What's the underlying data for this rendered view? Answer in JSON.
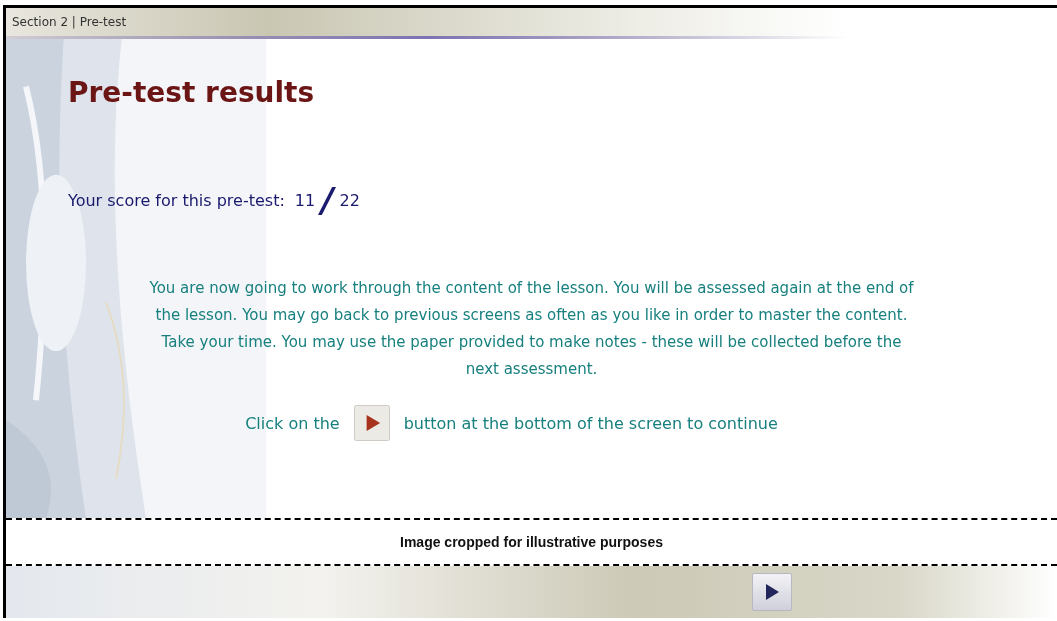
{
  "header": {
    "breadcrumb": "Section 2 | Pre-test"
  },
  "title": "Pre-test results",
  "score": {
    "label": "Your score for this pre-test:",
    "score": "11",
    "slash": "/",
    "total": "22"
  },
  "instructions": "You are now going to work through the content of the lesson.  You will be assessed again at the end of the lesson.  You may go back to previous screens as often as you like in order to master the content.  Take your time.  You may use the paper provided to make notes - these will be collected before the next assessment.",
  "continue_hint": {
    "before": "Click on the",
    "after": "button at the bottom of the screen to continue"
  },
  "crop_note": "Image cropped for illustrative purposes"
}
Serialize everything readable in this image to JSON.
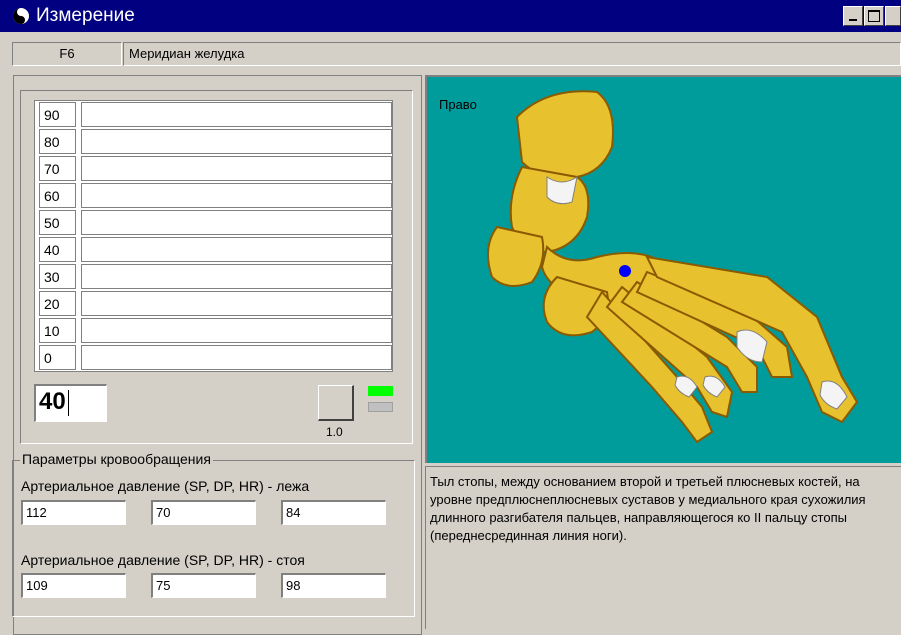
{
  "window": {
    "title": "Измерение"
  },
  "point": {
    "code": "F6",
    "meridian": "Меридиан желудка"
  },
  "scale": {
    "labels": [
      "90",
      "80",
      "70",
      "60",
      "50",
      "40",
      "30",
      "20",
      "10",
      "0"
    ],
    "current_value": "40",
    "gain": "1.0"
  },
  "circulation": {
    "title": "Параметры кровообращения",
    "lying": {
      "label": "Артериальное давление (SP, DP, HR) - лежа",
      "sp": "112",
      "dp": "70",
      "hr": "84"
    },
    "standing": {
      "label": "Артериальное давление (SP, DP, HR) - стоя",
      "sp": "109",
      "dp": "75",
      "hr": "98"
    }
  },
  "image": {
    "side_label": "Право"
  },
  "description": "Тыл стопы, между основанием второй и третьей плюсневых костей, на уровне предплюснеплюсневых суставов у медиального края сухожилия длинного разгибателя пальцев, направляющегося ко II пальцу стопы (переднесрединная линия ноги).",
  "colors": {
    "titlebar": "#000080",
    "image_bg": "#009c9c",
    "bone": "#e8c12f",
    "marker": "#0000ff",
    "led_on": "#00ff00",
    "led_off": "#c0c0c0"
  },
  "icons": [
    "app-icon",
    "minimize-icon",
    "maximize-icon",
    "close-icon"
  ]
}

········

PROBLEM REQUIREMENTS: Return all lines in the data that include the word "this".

FINAL ANSWER:
What's the underlying data for this rendered view? Answer in JSON.
    "label": "Your score for this pre-test:",
Serialize everything readable in this image to JSON.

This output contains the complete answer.